The past fortnight has launched what promises to be an extremely busy three month period for sustainable development policy making.
The opening of the UN General Assembly (UNGA) was accompanied by the traditional parade of heads of State and government, as well as a number of special events. This year, the opening of the UNGA was preceded by a high-level event on desertification. In 2010, a similar pre-UNGA event focused on biodiversity and added momentum to the negotiations at the October meeting of the Conference of the Parties to the Convention on Biological Diversity, which resulted in the adoption of the Nagoya Protocol on Access to Genetic Resources and the Fair and Equitable Sharing of Benefits Arising from their Utilization, among other outcomes. And in 2009, a UN Summit on Climate Change convened prior to the opening of the UNGA, to feed into the momentum for the UN Copenhagen Climate Change Conference.
The 2011 event for the youngest Rio Convention focused on the upcoming tenth meeting of the Conference of the Parties to the UN Convention to Combat Desertification as well as links between desertification, land degradation and drought, and the 2012 UN Conference on Sustainable Development (UNCSD, or Rio+20). In relation to the latter, a number of speakers suggested that a goal for “zero net land degradation” should be adopted as a quantitative sustainable development target. The idea of targets was also raised in statements during the opening of the UNGA, with several speakers, beginning with the UN Secretary-General, proposing that the UNCSD could endorse a process to elaborate sustainable development goals that “pick up where the Millennium Development Goals leave off” and to agree on the means to achieve them. This idea and many other possible outcomes from the UNCSD will be taken up next by regional meetings organized by the UN economic commissions, which will then lead into the UNCSD Preparatory Committee's negotiations during the Northern winter and spring.

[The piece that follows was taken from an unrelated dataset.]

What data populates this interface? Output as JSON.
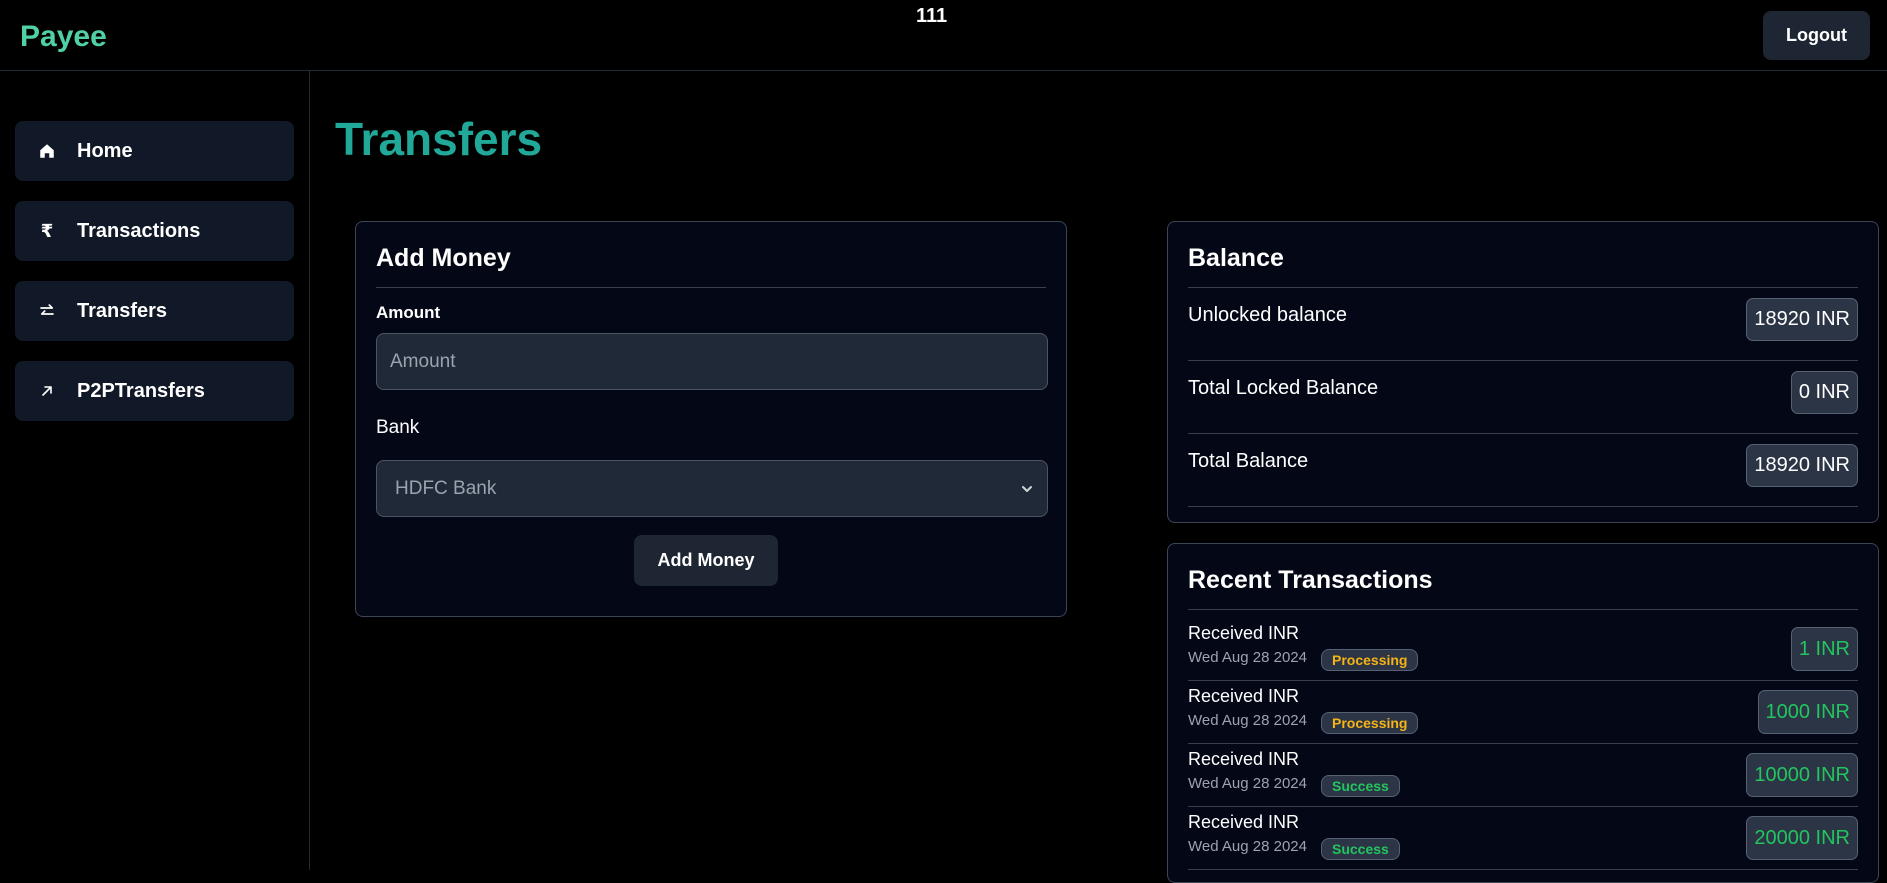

Meanwhile, the UN Panama Climate Change Conference taking place this week is seeking to build momentum going into the UN Durban Climate Change Conference, which will take place at the end of this year. Our team in Panama is reporting on the events there, and the drafts and proposals that will be sent to Durban. At last count, IISD RS will have teams in no fewer than 15 cities in the coming month, reporting on addition efforts to build momentum and reach consensus about the path forward for sustainable development.